Though artful and absurdly comic at times I was left feeling much as if I had watched a car crash. Grim fascination isn’t always enough. In fact, shock-value tactics are pretty base and I was left feeling numb by the end.

I felt the way the writer tackled themes of mental illness, sexual and physiological abuse and rape was gratuitous and crass. I don’t believe that these issues need always be tackled with searing earnestness, but they are used far too often as shorthand for descents into madness in a way that has now become trite.

Andrea is a savage Frankenstein monster of abuse, the play like a catalogue of tabloid stories meshed into one. Too we often lose our sense of shared humanity amid the bombast of trashy headlines. Reading between the lines, the play is a good reflection of its genre and our times. Though the acting was enthralling, and the writing on the subversive side, on this occasion it left me cold.

Author: Philip Ridley
Director: David Mercatali
Producer: Supporting Wall
Composer: Nick Bicat
Box Office: 020 7478 0100
Booking Link: http://www.sohotheatre.com/whats-on/dark-vanilla-jungle-2014
Booking Until: 13th April 2014

About Anna Croft Savva

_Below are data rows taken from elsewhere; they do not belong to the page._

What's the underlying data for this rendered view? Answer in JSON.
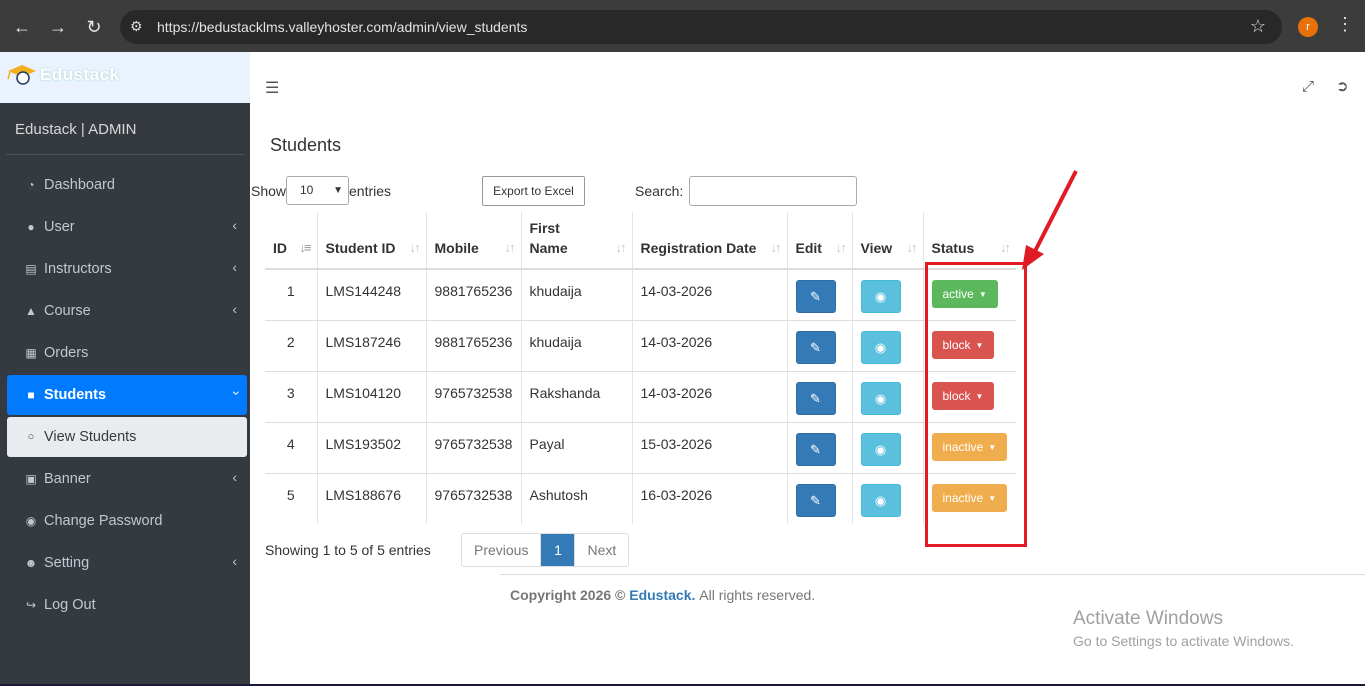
{
  "browser": {
    "url": "https://bedustacklms.valleyhoster.com/admin/view_students",
    "avatar_letter": "r"
  },
  "sidebar": {
    "brand": "Edustack",
    "admin_title": "Edustack | ADMIN",
    "items": [
      {
        "label": "Dashboard",
        "icon": "dashboard-icon",
        "chevron": false
      },
      {
        "label": "User",
        "icon": "user-icon",
        "chevron": true
      },
      {
        "label": "Instructors",
        "icon": "instructor-icon",
        "chevron": true
      },
      {
        "label": "Course",
        "icon": "graduation-cap-icon",
        "chevron": true
      },
      {
        "label": "Orders",
        "icon": "calendar-icon",
        "chevron": false
      },
      {
        "label": "Students",
        "icon": "student-icon",
        "chevron": true,
        "active": true
      },
      {
        "label": "View Students",
        "icon": "circle-icon",
        "chevron": false,
        "sub": true
      },
      {
        "label": "Banner",
        "icon": "image-icon",
        "chevron": true
      },
      {
        "label": "Change Password",
        "icon": "toggle-icon",
        "chevron": false
      },
      {
        "label": "Setting",
        "icon": "user-gear-icon",
        "chevron": true
      },
      {
        "label": "Log Out",
        "icon": "logout-icon",
        "chevron": false
      }
    ]
  },
  "main": {
    "title": "Students",
    "show_label": "Show",
    "entries_value": "10",
    "entries_label": "entries",
    "export_label": "Export to Excel",
    "search_label": "Search:"
  },
  "table": {
    "headers": [
      "ID",
      "Student ID",
      "Mobile",
      "First Name",
      "Registration Date",
      "Edit",
      "View",
      "Status"
    ],
    "rows": [
      {
        "id": "1",
        "student_id": "LMS144248",
        "mobile": "9881765236",
        "first_name": "khudaija",
        "reg_date": "14-03-2026",
        "status": "active"
      },
      {
        "id": "2",
        "student_id": "LMS187246",
        "mobile": "9881765236",
        "first_name": "khudaija",
        "reg_date": "14-03-2026",
        "status": "block"
      },
      {
        "id": "3",
        "student_id": "LMS104120",
        "mobile": "9765732538",
        "first_name": "Rakshanda",
        "reg_date": "14-03-2026",
        "status": "block"
      },
      {
        "id": "4",
        "student_id": "LMS193502",
        "mobile": "9765732538",
        "first_name": "Payal",
        "reg_date": "15-03-2026",
        "status": "inactive"
      },
      {
        "id": "5",
        "student_id": "LMS188676",
        "mobile": "9765732538",
        "first_name": "Ashutosh",
        "reg_date": "16-03-2026",
        "status": "inactive"
      }
    ]
  },
  "status_colors": {
    "active": "#5cb85c",
    "block": "#d9534f",
    "inactive": "#f0ad4e"
  },
  "pagination": {
    "showing": "Showing 1 to 5 of 5 entries",
    "previous": "Previous",
    "current": "1",
    "next": "Next"
  },
  "footer": {
    "prefix": "Copyright 2026 ©",
    "brand": "Edustack.",
    "suffix": "All rights reserved."
  },
  "watermark": {
    "line1": "Activate Windows",
    "line2": "Go to Settings to activate Windows."
  }
}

Anna Croft Savva
Anna worked Front of House in a Glasgow theatre whilst studying for one of those four year education thingies in Journalism and Politics. Hailing from somewhere a bit north of Glasgow, moving to London was always the plan and she’s sticking it out until she can afford a wardrobe that’s at least 70% cashmere, and her own flat with sash windows. She hastens to add that she is not that avaricious, just a simple temp worker dreaming of a full-time writing job. Anna’s had stints in newspapers, interned for an MP and currently moonlights as a writer and reviewer